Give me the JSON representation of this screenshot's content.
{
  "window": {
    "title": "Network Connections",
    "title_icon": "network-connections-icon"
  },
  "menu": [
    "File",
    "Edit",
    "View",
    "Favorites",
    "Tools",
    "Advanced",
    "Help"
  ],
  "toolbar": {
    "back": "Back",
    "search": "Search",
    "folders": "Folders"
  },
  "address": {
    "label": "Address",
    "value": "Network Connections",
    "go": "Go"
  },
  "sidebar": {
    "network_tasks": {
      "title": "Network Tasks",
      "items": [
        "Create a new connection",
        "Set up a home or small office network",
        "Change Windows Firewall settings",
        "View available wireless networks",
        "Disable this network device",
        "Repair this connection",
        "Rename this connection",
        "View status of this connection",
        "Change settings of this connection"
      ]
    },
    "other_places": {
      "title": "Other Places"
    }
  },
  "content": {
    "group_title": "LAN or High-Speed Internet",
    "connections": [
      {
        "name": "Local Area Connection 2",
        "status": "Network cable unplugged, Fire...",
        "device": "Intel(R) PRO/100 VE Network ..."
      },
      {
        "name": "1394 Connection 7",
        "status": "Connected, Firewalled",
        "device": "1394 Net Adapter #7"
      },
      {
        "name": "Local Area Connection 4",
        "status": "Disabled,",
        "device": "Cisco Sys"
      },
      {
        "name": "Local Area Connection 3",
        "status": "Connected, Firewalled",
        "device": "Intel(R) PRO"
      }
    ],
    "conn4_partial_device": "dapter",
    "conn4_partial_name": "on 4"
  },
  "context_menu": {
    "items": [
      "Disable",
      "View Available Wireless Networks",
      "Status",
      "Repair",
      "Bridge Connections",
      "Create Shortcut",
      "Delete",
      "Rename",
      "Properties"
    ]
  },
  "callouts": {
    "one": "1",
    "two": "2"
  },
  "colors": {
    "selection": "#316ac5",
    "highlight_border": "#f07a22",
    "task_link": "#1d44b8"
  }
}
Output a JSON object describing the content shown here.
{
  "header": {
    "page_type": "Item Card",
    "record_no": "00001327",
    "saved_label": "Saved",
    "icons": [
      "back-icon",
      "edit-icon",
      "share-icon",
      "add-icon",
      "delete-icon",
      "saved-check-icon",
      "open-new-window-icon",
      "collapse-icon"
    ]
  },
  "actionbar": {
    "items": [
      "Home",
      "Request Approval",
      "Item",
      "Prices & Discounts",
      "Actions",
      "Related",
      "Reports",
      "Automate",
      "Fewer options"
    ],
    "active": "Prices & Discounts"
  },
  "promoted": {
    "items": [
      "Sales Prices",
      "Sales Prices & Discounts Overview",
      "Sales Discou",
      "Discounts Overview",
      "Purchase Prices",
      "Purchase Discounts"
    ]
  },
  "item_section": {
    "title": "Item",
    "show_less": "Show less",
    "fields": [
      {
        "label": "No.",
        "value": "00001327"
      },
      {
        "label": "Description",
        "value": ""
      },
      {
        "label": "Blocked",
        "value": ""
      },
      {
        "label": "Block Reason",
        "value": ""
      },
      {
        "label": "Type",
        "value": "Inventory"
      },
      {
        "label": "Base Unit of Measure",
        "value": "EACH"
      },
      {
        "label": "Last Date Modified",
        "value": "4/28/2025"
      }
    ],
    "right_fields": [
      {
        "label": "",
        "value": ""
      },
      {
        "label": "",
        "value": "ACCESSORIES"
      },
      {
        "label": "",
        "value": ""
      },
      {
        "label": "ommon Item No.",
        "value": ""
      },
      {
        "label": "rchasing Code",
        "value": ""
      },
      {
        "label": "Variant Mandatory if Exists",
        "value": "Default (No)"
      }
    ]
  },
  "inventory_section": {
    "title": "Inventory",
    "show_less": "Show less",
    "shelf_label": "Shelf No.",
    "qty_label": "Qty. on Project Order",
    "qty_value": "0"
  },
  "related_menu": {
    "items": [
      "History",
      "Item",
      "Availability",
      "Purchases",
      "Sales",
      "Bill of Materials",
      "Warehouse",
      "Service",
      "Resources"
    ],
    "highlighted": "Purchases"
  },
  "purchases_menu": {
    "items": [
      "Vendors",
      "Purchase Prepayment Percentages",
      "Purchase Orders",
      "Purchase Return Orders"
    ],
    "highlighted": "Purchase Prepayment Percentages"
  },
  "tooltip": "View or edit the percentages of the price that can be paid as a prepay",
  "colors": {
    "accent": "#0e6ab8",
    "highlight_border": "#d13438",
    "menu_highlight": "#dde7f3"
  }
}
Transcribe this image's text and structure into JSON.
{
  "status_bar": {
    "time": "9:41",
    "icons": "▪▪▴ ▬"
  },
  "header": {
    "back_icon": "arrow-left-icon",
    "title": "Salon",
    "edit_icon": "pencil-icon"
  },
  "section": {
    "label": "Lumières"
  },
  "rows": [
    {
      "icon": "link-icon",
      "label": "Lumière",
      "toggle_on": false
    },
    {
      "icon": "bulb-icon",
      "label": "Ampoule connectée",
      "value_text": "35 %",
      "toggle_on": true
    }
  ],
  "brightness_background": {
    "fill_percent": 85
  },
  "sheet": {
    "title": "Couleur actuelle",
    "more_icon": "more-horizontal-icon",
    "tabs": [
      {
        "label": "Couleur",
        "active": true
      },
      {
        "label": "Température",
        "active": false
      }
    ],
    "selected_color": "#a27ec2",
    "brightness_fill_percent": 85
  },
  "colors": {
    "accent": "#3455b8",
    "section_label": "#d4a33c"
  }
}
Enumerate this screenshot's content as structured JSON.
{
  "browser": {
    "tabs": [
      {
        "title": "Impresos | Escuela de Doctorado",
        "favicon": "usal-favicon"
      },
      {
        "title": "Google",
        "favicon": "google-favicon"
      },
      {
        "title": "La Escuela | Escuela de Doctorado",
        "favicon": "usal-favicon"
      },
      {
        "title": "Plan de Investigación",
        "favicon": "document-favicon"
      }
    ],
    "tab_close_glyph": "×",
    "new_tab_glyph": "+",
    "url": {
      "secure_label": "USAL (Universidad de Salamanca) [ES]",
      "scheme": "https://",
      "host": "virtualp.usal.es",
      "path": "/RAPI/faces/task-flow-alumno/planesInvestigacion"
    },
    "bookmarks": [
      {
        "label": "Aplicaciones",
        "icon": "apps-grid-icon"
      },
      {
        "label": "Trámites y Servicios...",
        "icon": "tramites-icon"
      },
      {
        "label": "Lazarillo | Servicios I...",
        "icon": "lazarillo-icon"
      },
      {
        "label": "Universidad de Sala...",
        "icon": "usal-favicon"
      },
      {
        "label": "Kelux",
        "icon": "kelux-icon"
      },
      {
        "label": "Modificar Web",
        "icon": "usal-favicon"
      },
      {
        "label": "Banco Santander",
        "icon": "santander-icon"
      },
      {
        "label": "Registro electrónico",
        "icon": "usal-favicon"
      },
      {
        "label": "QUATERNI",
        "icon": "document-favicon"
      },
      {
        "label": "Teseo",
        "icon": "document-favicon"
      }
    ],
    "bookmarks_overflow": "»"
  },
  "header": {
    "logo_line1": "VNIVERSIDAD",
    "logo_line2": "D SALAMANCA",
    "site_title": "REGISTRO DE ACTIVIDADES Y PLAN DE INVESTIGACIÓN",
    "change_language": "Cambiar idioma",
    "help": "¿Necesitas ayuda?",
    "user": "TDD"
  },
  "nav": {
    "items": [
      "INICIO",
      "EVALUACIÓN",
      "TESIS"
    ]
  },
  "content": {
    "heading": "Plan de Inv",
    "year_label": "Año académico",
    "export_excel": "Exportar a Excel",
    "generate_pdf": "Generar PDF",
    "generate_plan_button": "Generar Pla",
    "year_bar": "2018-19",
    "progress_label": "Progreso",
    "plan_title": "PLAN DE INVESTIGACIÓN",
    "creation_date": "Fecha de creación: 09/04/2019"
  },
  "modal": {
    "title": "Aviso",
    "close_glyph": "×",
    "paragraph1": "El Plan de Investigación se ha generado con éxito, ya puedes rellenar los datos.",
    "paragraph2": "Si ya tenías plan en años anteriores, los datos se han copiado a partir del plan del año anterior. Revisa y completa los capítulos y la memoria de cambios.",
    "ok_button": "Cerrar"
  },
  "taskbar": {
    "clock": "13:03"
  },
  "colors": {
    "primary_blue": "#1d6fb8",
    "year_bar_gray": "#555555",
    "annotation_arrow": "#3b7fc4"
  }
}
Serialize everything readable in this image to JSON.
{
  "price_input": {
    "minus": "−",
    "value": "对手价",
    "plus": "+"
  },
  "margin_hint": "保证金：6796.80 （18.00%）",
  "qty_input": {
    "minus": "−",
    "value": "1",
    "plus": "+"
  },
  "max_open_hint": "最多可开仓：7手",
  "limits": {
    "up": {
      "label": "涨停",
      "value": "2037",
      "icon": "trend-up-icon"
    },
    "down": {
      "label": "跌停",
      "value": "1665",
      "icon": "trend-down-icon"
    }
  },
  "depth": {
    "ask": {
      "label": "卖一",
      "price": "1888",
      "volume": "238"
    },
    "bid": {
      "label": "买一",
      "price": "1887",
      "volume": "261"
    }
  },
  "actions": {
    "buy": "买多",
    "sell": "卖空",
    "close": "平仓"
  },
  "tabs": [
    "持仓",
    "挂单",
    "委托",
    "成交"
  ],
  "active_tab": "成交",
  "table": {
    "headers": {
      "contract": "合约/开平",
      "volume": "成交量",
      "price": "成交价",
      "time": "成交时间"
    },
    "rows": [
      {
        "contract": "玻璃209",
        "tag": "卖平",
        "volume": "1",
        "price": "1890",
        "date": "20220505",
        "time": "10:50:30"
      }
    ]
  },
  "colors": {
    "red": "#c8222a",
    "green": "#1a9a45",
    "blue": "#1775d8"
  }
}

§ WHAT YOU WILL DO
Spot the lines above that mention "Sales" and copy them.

§ RESPONSE
      "Sales Prices",
      "Sales Prices & Discounts Overview",
      "Sales Discou",
      "Sales",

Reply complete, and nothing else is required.